Dave Lindorff
Conviction and Removal Aren’t the Issue; It’s Impeachment of Trump That is Essential
Ron Jacobs
Law Seminar in the Hearing Room: Impeachment Day Six
Linda Pentz Gunter
Why Do We Punish the Peacemakers?
Louis Proyect
Michael Bloomberg and Me
Robert Hunziker
Permafrost Hits a Grim Threshold
Joseph Natoli
What We Must Do
Evaggelos Vallianatos
Global Poison Spring
Robert Fantina
Is Kashmir India’s Palestine?
Charles McKelvey
A Theory of Truth From the South
Walden Bello
How the Battle of Seattle Made the Truth About Globalization True
Evan Jones
BNP Before a French Court

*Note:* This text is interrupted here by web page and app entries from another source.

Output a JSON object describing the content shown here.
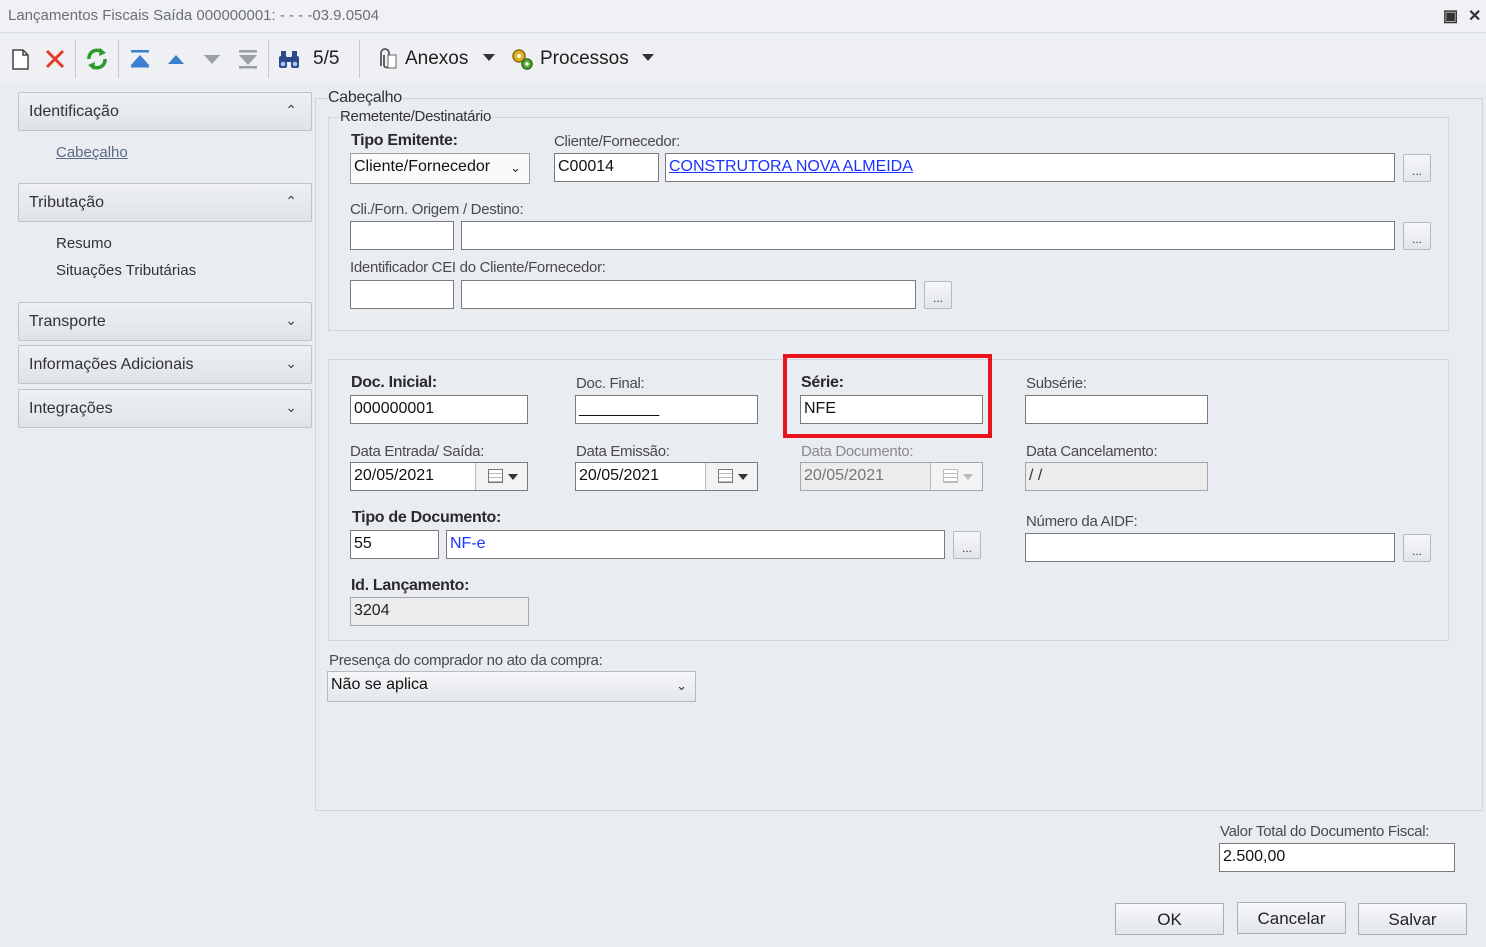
{
  "window": {
    "title": "Lançamentos Fiscais Saída 000000001: - - - -03.9.0504",
    "restore_icon": "window-restore-icon",
    "close_icon": "window-close-icon"
  },
  "toolbar": {
    "record_counter": "5/5",
    "attachments_label": "Anexos",
    "processes_label": "Processos"
  },
  "sidebar": {
    "groups": [
      {
        "label": "Identificação",
        "expanded": true,
        "items": [
          "Cabeçalho"
        ]
      },
      {
        "label": "Tributação",
        "expanded": true,
        "items": [
          "Resumo",
          "Situações Tributárias"
        ]
      },
      {
        "label": "Transporte",
        "expanded": false
      },
      {
        "label": "Informações Adicionais",
        "expanded": false
      },
      {
        "label": "Integrações",
        "expanded": false
      }
    ]
  },
  "header": {
    "section_title": "Cabeçalho",
    "group_title": "Remetente/Destinatário",
    "tipo_emitente_label": "Tipo Emitente:",
    "tipo_emitente_value": "Cliente/Fornecedor",
    "cliente_label": "Cliente/Fornecedor:",
    "cliente_code": "C00014",
    "cliente_name": "CONSTRUTORA NOVA ALMEIDA",
    "origem_label": "Cli./Forn. Origem / Destino:",
    "origem_code": "",
    "origem_name": "",
    "cei_label": "Identificador CEI do Cliente/Fornecedor:",
    "cei_code": "",
    "cei_name": ""
  },
  "document": {
    "doc_inicial_label": "Doc. Inicial:",
    "doc_inicial_value": "000000001",
    "doc_final_label": "Doc. Final:",
    "doc_final_value": "_________",
    "serie_label": "Série:",
    "serie_value": "NFE",
    "subserie_label": "Subsérie:",
    "subserie_value": "",
    "data_entrada_label": "Data Entrada/ Saída:",
    "data_entrada_value": "20/05/2021",
    "data_emissao_label": "Data Emissão:",
    "data_emissao_value": "20/05/2021",
    "data_documento_label": "Data Documento:",
    "data_documento_value": "20/05/2021",
    "data_cancelamento_label": "Data Cancelamento:",
    "data_cancelamento_value": " / /",
    "tipo_documento_label": "Tipo de Documento:",
    "tipo_documento_code": "55",
    "tipo_documento_name": "NF-e",
    "numero_aidf_label": "Número da AIDF:",
    "numero_aidf_value": "",
    "id_lancamento_label": "Id. Lançamento:",
    "id_lancamento_value": "3204"
  },
  "presenca": {
    "label": "Presença do comprador no ato da compra:",
    "value": "Não se aplica"
  },
  "total": {
    "label": "Valor Total do Documento Fiscal:",
    "value": "2.500,00"
  },
  "buttons": {
    "ok": "OK",
    "cancel": "Cancelar",
    "save": "Salvar"
  },
  "ellipsis": "...",
  "colors": {
    "highlight": "#e8131b",
    "link": "#1a33ff",
    "background": "#e9ecf1"
  }
}
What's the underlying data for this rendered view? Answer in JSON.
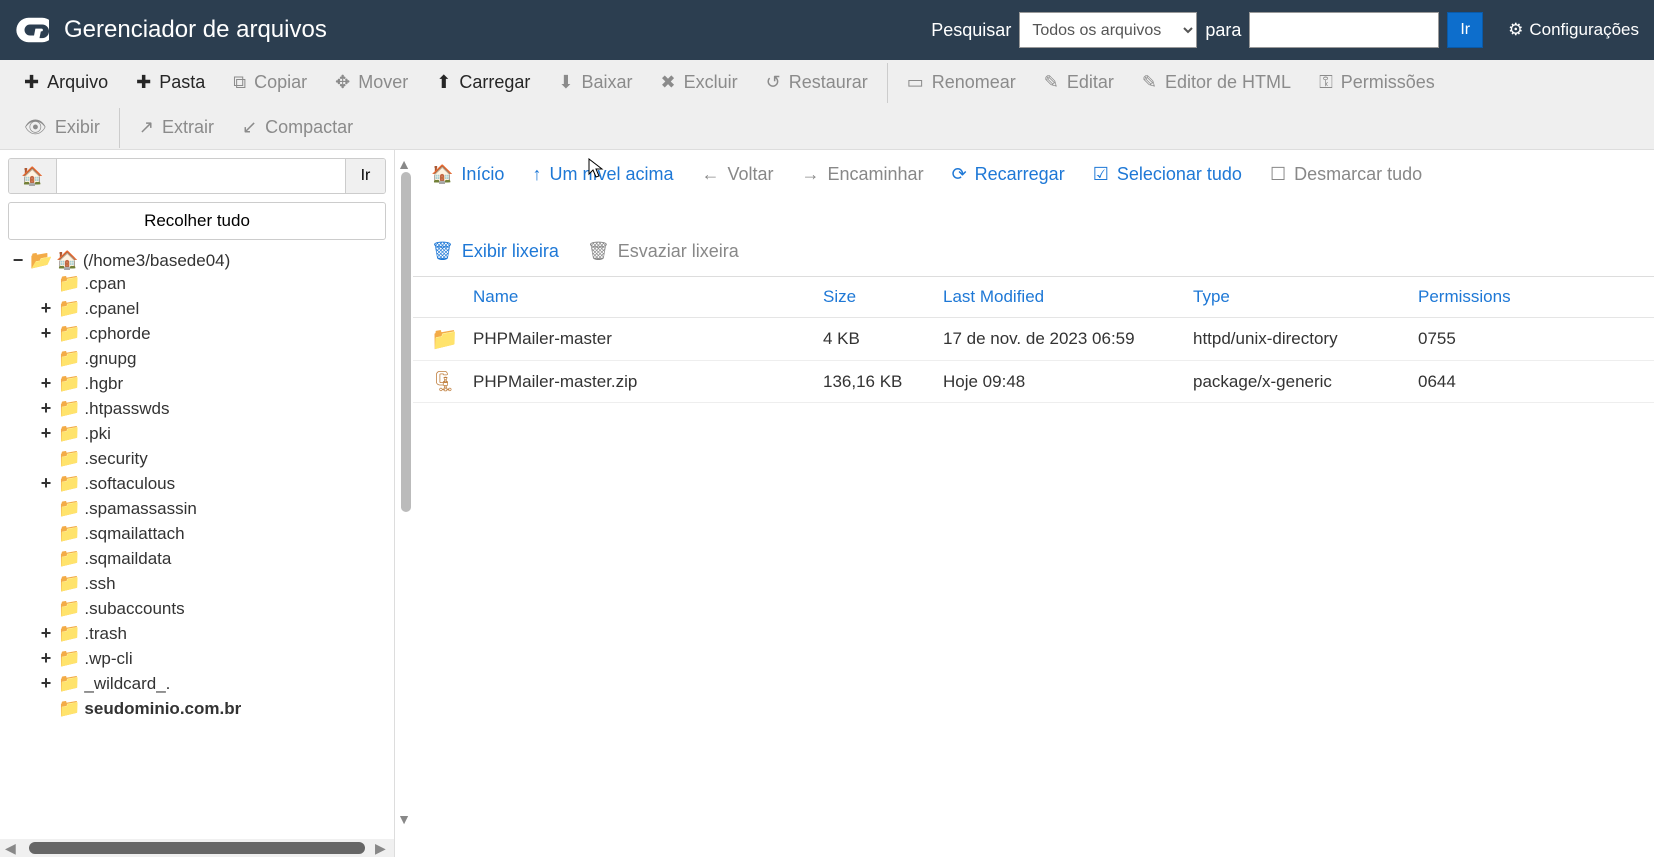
{
  "header": {
    "title": "Gerenciador de arquivos",
    "search_label": "Pesquisar",
    "search_scope": "Todos os arquivos",
    "for_label": "para",
    "go_label": "Ir",
    "settings_label": "Configurações"
  },
  "toolbar": {
    "file": "Arquivo",
    "folder": "Pasta",
    "copy": "Copiar",
    "move": "Mover",
    "upload": "Carregar",
    "download": "Baixar",
    "delete": "Excluir",
    "restore": "Restaurar",
    "rename": "Renomear",
    "edit": "Editar",
    "html_editor": "Editor de HTML",
    "permissions": "Permissões",
    "view": "Exibir",
    "extract": "Extrair",
    "compress": "Compactar"
  },
  "sidebar": {
    "go_label": "Ir",
    "collapse_label": "Recolher tudo",
    "root_label": "(/home3/basede04)",
    "items": [
      {
        "label": ".cpan",
        "exp": ""
      },
      {
        "label": ".cpanel",
        "exp": "+"
      },
      {
        "label": ".cphorde",
        "exp": "+"
      },
      {
        "label": ".gnupg",
        "exp": ""
      },
      {
        "label": ".hgbr",
        "exp": "+"
      },
      {
        "label": ".htpasswds",
        "exp": "+"
      },
      {
        "label": ".pki",
        "exp": "+"
      },
      {
        "label": ".security",
        "exp": ""
      },
      {
        "label": ".softaculous",
        "exp": "+"
      },
      {
        "label": ".spamassassin",
        "exp": ""
      },
      {
        "label": ".sqmailattach",
        "exp": ""
      },
      {
        "label": ".sqmaildata",
        "exp": ""
      },
      {
        "label": ".ssh",
        "exp": ""
      },
      {
        "label": ".subaccounts",
        "exp": ""
      },
      {
        "label": ".trash",
        "exp": "+"
      },
      {
        "label": ".wp-cli",
        "exp": "+"
      },
      {
        "label": "_wildcard_.",
        "exp": "+"
      },
      {
        "label": "seudominio.com.br",
        "exp": "",
        "bold": true
      }
    ]
  },
  "actionbar": {
    "home": "Início",
    "up": "Um nível acima",
    "back": "Voltar",
    "forward": "Encaminhar",
    "reload": "Recarregar",
    "select_all": "Selecionar tudo",
    "unselect_all": "Desmarcar tudo",
    "show_trash": "Exibir lixeira",
    "empty_trash": "Esvaziar lixeira"
  },
  "columns": {
    "name": "Name",
    "size": "Size",
    "modified": "Last Modified",
    "type": "Type",
    "permissions": "Permissions"
  },
  "rows": [
    {
      "icon": "folder",
      "name": "PHPMailer-master",
      "size": "4 KB",
      "modified": "17 de nov. de 2023 06:59",
      "type": "httpd/unix-directory",
      "perm": "0755"
    },
    {
      "icon": "zip",
      "name": "PHPMailer-master.zip",
      "size": "136,16 KB",
      "modified": "Hoje 09:48",
      "type": "package/x-generic",
      "perm": "0644"
    }
  ]
}
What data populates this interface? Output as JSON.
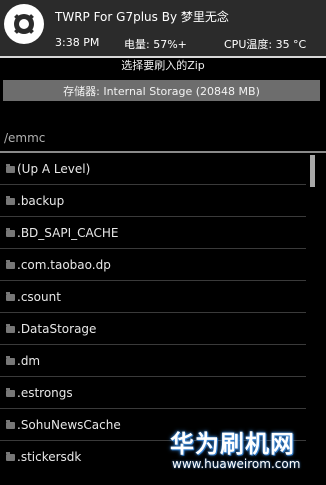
{
  "header": {
    "title": "TWRP For G7plus By 梦里无念",
    "time": "3:38 PM",
    "battery": "电量: 57%+",
    "cpu_temp": "CPU温度: 35 °C",
    "logo_icon": "twrp-logo-icon"
  },
  "instruction": "选择要刷入的Zip",
  "storage_button": "存储器: Internal Storage (20848 MB)",
  "path": "/emmc",
  "files": [
    "(Up A Level)",
    ".backup",
    ".BD_SAPI_CACHE",
    ".com.taobao.dp",
    ".csount",
    ".DataStorage",
    ".dm",
    ".estrongs",
    ".SohuNewsCache",
    ".stickersdk"
  ],
  "watermark": {
    "name": "华为刷机网",
    "url": "www.huaweirom.com"
  },
  "colors": {
    "header_bg": "#2b2b2b",
    "button_bg": "#6d6d6d",
    "watermark_glow": "#3b88d8"
  }
}
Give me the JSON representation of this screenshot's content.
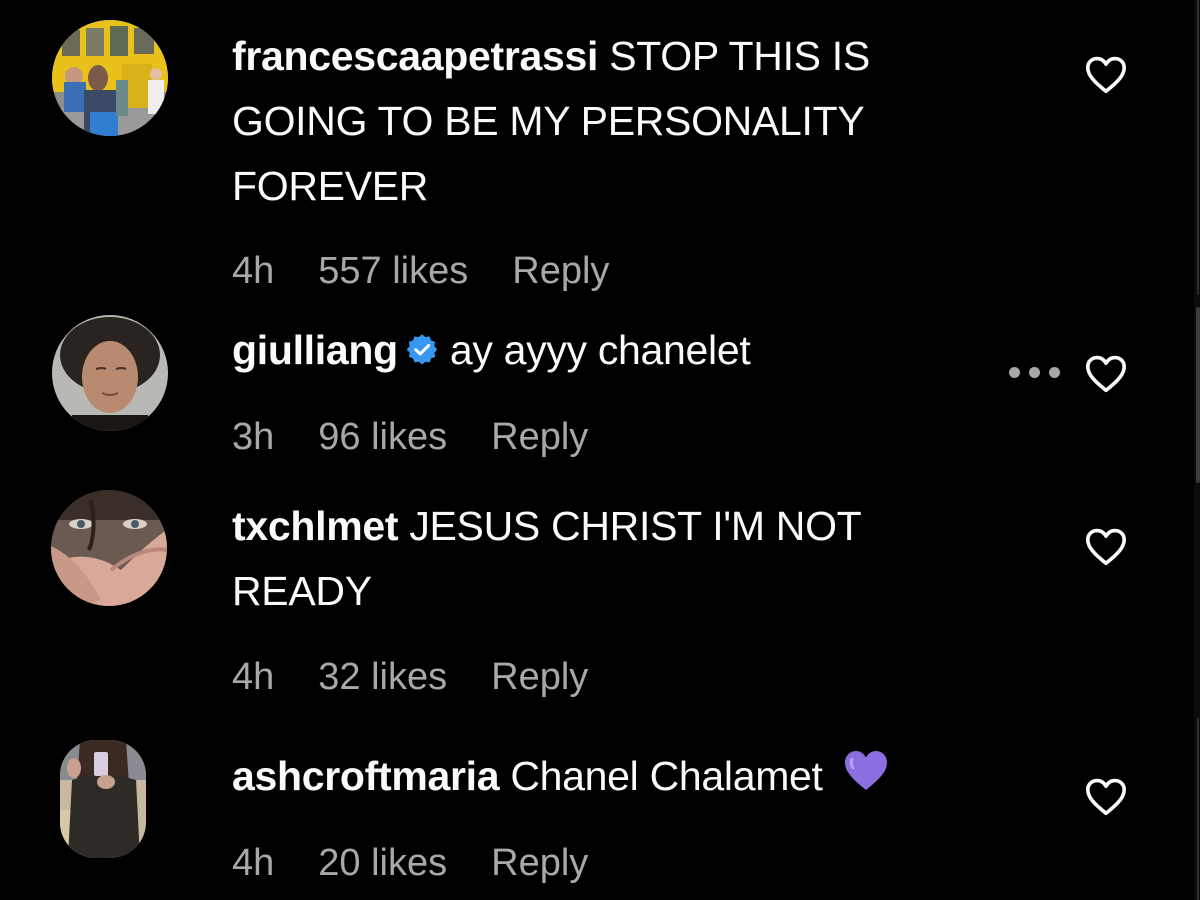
{
  "comments": [
    {
      "username": "francescaapetrassi",
      "text": "STOP THIS IS GOING TO BE MY PERSONALITY FOREVER",
      "time": "4h",
      "likes": "557 likes",
      "reply_label": "Reply",
      "verified": false,
      "avatar": "avatar-yellow-storefront",
      "like_icon": "heart-outline-icon"
    },
    {
      "username": "giulliang",
      "text": "ay ayyy chanelet",
      "time": "3h",
      "likes": "96 likes",
      "reply_label": "Reply",
      "verified": true,
      "avatar": "avatar-young-man-curly-hair",
      "like_icon": "heart-outline-icon",
      "more_icon": "more-options-icon"
    },
    {
      "username": "txchlmet",
      "text": "JESUS CHRIST I'M NOT READY",
      "time": "4h",
      "likes": "32 likes",
      "reply_label": "Reply",
      "verified": false,
      "avatar": "avatar-hand-over-face",
      "like_icon": "heart-outline-icon"
    },
    {
      "username": "ashcroftmaria",
      "text": "Chanel Chalamet",
      "emoji": "purple-heart",
      "time": "4h",
      "likes": "20 likes",
      "reply_label": "Reply",
      "verified": false,
      "avatar": "avatar-mirror-selfie",
      "like_icon": "heart-outline-icon"
    }
  ],
  "colors": {
    "background": "#000000",
    "primary_text": "#fafafa",
    "secondary_text": "#a8a8a8",
    "verified_blue": "#3897f0",
    "purple_heart": "#8b6fe0"
  }
}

Norman Solomon
Kerry’s Endorsement of Biden Fits: Two Deceptive Supporters of the Iraq War
Torsten Bewernitz – Gabriel Kuhn
Syndicalism for the Twenty-First Century: From Unionism to Class-Struggle Militancy
Matthew Stevenson
Across the Balkans: From Banja Luka to Sarajevo
Thomas Knapp
NATO is a Brain Dead, Obsolete, Rabid Dog. Euthanize It.
Forrest Hylton
Bolivia’s Coup Government: a Far-Right Horror Show
M. G. Piety
A Lesson From the Danes on Immigration
Ellen Isaacs
The Audacity of Hypocrisy
Monika Zgustova
Chernobyl, Lies and Messianism in Russia
Manuel García, Jr.
From Caesar’s Last Breath to Ours
Binoy Kampmark
Going to the ICJ: Myanmar, Genocide and Aung San Suu Kyi’s Gamble
Jill Richardson
Marijuana and the Myth of the “Gateway Drug”
Muzamil Bhat
Srinagar’s Shikaras: Still Waters Run Deep Losses
Gaither Stewart
War and Betrayal: Change and Transformation
Farzana Versey
What Religion is Your Nationalism?
Clark T. Scott
The Focus on Trump Reveals the Democrat Model
Kollibri terre Sonnenblume
Do Bernie’s Supporters Know What “Not Me, Us” Means? Does Bernie?
Peter Harley
Aldo Leopold, Revisited
Winslow Myers
A Presidential Speech the World Needs to Hear
Christopher Brauchli
The Chosen One
Jim Britell
Misconceptions About Lobbying Representatives and Agencies
Ted Rall
Trump Gets Away with Stuff Because He Does
Mel Gurtov
Hong Kong, Xinjiang, and the Insecurity of China’s Leadership
Nicky Reid
Dennis Kucinich, Tulsi Gabbard and the Slow Death of the Democratic Delusion
Tom H. Hastings
Cross-Generational Power to Change
John Kendall Hawkins
1619: The Mighty Whitey Arrives
Julian Rose
Why I Don’t Have a Mobile Phone
David Yearsley
Parasitic Sounds
Elliot Sperber
Class War is Chemical War
December 05, 2019
Colin Todhunter
Don’t Look, Don’t See: Time for Honest Media Reporting on Impacts of Pesticides
FacebookTwitterRedditEmail